Previous studies have established a relationship between reading ability and neural response consistency; however, explains co-author Nina Kraus, "By directly linking auditory responses with beat-keeping ability, we have closed the triangle."

To carry out the study, Kraus, the director of Northwestern University's Auditory Neuroscience Laboratory, administered two tests to 124 high school students. The first required students to tap their finger along with the pulse of a metronome in order to measure how accurately they were able to keep rhythm with the device. In the second test, students were fitted with electrodes that measured the consistency of their brain response to a repeated syllable.

In the end, the students who were able to tap along with the metronome with the highest degree of accuracy exhibited a more consistent brain response during the syllable test.

"This is supported biologically," Kraus said. "The brainwaves we measured originate from a biological hub of auditory processing with reciprocal connections with the motor-movement centers. An activity that requires coordination of hearing and movement is likely to rely on solid and accurate communication across brain regions."

Even without peering into the brain, Kraus says it makes sense that beat-keeping and reading and language skills are linked.

"Rhythm is an integral part of both music and language," she said. "And the rhythm of spoken language is a crucial cue to understanding."
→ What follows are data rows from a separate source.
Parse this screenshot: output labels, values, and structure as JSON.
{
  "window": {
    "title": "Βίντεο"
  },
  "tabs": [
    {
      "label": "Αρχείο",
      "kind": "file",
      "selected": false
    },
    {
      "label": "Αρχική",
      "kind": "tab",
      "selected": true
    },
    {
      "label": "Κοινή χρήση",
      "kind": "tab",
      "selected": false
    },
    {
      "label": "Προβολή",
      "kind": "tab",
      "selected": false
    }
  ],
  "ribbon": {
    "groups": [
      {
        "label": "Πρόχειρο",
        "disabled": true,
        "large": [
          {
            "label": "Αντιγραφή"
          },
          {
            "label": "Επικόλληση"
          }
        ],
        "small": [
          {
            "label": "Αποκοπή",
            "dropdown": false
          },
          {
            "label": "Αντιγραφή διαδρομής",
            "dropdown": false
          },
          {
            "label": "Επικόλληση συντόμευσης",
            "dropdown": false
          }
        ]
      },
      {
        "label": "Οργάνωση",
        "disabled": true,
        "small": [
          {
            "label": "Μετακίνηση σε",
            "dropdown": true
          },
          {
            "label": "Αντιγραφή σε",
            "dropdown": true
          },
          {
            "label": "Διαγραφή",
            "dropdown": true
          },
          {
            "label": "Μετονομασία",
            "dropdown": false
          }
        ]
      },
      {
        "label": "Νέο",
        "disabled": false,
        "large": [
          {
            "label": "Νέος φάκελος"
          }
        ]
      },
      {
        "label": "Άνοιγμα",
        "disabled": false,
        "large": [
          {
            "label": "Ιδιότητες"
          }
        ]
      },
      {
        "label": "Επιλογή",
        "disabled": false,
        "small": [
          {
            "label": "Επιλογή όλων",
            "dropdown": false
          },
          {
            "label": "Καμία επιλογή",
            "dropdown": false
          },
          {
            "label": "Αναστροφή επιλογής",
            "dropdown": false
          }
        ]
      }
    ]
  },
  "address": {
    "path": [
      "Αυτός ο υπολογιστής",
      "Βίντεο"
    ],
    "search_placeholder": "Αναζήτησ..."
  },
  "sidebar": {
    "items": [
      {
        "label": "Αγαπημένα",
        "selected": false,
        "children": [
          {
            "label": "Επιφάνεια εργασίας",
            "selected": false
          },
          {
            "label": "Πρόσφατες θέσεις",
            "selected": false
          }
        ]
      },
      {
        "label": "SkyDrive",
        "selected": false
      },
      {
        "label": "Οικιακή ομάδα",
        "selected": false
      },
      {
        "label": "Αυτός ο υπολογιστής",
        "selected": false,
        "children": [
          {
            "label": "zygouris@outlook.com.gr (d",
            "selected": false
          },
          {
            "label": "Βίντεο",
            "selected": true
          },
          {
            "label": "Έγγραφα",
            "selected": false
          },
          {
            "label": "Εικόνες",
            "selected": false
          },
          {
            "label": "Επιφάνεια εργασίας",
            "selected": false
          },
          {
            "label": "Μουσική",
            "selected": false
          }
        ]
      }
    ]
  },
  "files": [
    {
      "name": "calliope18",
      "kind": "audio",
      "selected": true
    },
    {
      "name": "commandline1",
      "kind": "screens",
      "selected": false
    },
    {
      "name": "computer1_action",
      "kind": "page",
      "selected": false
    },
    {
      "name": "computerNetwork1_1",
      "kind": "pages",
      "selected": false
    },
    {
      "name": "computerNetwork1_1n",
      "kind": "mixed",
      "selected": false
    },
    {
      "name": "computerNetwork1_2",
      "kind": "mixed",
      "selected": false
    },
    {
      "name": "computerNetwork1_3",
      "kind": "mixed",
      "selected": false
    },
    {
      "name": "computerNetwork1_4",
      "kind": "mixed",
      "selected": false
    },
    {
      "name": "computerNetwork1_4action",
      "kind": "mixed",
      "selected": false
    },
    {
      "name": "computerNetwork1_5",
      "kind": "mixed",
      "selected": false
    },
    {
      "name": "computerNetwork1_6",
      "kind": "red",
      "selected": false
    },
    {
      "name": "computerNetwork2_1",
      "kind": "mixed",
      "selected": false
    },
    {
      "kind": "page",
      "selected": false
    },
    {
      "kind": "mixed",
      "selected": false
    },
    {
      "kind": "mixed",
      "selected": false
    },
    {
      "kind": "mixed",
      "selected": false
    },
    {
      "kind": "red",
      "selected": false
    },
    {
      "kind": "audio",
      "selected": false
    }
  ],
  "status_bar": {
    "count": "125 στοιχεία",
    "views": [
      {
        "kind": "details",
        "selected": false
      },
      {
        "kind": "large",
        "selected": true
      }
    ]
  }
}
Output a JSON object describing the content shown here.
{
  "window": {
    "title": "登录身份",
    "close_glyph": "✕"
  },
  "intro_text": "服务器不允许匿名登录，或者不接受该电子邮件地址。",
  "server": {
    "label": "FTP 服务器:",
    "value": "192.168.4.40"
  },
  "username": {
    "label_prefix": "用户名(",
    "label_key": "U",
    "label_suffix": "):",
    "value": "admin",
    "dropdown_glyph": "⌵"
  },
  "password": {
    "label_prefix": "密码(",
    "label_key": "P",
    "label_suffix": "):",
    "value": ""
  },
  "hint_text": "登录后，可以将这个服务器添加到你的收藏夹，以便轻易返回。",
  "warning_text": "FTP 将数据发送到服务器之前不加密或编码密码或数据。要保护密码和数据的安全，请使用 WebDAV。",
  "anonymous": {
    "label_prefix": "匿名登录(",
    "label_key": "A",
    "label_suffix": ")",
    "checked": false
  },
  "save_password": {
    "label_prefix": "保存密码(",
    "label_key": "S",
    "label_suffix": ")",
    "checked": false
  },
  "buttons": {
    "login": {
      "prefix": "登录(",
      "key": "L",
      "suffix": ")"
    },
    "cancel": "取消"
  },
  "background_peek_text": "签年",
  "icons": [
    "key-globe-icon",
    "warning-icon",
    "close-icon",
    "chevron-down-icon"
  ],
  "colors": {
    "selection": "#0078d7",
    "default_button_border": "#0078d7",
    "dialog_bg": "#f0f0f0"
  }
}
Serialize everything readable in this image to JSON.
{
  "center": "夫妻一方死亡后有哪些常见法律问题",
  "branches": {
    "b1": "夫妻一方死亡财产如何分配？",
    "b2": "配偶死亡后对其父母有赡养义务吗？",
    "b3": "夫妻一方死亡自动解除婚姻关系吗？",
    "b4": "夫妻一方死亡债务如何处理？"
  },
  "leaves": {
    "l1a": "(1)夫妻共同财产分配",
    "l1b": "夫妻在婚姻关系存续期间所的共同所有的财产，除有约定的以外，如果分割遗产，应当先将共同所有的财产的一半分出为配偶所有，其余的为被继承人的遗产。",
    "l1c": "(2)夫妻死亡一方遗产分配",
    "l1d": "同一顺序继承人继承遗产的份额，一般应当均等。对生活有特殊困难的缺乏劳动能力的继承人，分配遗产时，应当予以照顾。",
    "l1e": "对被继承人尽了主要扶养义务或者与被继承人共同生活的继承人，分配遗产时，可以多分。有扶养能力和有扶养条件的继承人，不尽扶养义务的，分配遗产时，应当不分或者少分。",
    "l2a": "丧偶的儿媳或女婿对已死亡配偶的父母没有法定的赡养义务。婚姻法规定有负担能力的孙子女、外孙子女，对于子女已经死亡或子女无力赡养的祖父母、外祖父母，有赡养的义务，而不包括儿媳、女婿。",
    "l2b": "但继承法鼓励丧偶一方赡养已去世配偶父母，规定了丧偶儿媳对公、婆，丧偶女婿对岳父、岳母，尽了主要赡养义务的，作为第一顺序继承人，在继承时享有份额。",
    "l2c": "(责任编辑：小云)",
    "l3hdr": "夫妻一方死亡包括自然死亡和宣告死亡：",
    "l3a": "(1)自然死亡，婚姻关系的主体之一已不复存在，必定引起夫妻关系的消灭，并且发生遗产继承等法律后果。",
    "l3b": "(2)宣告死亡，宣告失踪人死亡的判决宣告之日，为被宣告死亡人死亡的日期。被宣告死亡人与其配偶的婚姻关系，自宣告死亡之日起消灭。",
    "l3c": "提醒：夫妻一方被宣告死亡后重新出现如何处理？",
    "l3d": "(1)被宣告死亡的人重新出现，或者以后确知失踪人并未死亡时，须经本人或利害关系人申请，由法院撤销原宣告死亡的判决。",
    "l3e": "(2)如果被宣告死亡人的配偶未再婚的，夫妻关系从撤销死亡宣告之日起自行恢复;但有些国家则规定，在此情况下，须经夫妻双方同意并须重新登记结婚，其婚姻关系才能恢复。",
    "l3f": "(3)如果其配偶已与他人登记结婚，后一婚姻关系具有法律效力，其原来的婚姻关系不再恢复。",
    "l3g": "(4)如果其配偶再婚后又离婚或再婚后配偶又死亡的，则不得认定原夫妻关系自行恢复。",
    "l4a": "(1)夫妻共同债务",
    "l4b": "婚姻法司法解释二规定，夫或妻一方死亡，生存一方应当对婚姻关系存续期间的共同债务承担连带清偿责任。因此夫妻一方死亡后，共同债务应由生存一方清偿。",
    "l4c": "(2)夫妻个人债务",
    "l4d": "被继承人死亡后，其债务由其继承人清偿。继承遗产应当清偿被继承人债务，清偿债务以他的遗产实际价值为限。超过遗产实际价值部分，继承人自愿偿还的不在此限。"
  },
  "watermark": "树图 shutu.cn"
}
This is evident, the researcher points out, in the case of emphasis or in detecting the difference between consonants like "B" and "P."

As a result, Kraus hypothesizes that increased musical training may serve as a kind of exercise for the auditory system, "leading to less neural jitter and stronger sound-to-meaning associations that are so essential to learning to read."